## What you have to do
Sift through the material below and return the lines with "icon".

══ Extracted entries

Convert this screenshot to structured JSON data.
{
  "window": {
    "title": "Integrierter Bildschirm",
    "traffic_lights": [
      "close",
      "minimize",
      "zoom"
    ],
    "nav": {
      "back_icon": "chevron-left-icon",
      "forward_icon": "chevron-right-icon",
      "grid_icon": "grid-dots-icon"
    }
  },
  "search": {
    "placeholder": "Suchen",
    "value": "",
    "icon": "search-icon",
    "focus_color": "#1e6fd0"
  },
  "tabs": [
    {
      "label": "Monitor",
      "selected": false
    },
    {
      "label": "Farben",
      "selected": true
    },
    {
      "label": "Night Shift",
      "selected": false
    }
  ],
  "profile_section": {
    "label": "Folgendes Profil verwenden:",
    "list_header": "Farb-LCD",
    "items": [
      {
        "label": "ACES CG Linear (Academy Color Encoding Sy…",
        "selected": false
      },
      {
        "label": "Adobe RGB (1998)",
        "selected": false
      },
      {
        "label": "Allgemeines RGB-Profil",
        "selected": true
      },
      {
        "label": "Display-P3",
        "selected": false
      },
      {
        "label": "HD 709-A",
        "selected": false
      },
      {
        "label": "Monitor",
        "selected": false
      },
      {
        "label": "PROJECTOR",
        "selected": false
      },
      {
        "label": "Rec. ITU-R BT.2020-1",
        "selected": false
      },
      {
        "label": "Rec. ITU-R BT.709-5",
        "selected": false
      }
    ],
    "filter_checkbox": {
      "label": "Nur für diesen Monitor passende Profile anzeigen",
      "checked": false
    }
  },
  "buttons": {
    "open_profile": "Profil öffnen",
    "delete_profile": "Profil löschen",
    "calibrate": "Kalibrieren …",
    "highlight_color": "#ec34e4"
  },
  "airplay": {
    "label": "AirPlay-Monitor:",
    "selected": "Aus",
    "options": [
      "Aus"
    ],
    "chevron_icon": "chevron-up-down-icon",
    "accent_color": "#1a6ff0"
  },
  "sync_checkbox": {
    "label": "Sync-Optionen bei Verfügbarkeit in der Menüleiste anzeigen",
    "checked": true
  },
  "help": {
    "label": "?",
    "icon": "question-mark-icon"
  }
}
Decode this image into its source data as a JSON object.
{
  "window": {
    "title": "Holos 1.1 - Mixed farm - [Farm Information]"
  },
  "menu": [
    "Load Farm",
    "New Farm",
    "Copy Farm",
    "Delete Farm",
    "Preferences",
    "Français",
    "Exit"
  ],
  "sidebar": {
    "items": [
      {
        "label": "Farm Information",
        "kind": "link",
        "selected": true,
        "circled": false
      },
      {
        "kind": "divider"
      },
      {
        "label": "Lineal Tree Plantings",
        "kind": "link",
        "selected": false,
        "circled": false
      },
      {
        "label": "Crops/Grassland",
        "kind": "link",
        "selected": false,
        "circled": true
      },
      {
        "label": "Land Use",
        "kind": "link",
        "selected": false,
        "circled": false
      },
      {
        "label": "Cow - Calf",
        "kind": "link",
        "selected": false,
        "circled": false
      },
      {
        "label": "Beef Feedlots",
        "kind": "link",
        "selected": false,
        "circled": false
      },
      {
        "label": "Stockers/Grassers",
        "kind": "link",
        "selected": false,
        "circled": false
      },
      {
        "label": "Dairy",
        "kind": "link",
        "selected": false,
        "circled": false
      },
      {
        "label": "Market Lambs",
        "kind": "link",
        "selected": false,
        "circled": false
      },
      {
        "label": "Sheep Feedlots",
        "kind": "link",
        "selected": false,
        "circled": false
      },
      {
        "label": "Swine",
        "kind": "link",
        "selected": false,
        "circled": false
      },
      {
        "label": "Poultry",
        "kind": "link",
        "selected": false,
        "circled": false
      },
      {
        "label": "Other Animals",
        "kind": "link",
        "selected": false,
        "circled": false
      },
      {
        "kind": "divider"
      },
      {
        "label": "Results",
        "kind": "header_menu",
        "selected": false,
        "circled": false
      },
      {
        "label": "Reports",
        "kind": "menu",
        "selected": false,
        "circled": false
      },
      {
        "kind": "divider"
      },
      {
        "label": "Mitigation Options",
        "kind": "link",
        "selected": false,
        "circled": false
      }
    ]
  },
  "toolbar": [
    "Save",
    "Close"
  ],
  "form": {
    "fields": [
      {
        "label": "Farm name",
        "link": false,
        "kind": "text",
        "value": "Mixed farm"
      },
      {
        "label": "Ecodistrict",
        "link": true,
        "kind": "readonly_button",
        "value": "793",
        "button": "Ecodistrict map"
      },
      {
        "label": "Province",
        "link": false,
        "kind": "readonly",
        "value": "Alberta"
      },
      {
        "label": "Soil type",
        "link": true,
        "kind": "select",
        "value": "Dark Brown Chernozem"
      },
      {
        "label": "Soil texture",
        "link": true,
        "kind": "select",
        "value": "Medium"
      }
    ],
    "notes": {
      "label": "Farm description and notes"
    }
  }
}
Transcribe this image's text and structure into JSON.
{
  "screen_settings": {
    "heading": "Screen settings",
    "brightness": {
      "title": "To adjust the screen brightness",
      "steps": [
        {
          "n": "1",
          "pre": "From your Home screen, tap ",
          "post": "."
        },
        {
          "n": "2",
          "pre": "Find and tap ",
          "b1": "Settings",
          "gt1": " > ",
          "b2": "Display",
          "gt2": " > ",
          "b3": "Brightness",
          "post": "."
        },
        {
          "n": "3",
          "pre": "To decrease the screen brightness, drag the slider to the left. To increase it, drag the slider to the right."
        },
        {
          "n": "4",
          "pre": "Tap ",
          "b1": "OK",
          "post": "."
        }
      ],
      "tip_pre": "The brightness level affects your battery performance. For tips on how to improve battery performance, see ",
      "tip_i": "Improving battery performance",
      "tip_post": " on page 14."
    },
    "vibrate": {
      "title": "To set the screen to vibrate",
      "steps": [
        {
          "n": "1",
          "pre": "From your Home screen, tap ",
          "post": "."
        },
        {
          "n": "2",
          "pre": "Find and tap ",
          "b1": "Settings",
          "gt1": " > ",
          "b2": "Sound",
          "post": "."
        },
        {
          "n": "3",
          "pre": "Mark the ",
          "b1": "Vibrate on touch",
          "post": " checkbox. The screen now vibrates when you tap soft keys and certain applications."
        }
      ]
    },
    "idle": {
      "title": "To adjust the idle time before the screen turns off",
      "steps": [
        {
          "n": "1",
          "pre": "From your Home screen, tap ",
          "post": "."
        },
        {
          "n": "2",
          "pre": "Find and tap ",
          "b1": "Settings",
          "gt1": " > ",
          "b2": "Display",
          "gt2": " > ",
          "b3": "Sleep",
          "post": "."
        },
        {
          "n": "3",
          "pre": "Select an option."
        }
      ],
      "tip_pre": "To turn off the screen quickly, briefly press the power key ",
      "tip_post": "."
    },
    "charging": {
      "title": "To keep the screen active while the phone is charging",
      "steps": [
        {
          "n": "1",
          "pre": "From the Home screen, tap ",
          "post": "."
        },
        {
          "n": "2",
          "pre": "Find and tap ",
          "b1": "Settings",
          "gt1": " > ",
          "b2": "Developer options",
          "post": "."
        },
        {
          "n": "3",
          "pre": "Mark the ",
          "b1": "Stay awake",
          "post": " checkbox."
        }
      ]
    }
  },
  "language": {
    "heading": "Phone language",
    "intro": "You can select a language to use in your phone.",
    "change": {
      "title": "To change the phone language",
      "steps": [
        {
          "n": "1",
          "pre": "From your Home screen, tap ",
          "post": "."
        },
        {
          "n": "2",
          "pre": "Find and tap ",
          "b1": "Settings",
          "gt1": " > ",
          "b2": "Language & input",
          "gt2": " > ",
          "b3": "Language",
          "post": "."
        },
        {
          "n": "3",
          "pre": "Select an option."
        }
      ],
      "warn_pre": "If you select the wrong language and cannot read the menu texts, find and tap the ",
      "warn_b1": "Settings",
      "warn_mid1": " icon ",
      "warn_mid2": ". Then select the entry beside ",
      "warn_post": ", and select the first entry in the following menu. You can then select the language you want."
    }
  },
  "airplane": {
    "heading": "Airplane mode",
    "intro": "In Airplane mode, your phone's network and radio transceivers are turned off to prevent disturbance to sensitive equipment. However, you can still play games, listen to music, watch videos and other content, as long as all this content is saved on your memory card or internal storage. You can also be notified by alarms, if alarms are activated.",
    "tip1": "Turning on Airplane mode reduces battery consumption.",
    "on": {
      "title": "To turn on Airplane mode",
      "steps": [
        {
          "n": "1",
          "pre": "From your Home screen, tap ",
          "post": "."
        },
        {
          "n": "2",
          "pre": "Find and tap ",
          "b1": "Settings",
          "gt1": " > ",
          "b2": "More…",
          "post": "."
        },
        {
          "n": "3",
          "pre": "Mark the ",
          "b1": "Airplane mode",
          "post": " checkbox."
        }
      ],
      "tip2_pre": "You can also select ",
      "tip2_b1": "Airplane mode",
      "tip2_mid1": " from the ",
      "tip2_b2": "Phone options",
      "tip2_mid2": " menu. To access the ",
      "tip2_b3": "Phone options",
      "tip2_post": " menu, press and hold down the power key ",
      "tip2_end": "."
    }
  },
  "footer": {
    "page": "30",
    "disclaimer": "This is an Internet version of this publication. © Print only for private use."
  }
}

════

## Expected answer
      "back_icon": "chevron-left-icon",
      "forward_icon": "chevron-right-icon",
      "grid_icon": "grid-dots-icon"
    "icon": "search-icon",
    "chevron_icon": "chevron-up-down-icon",
    "icon": "question-mark-icon"
      "warn_mid1": " icon ",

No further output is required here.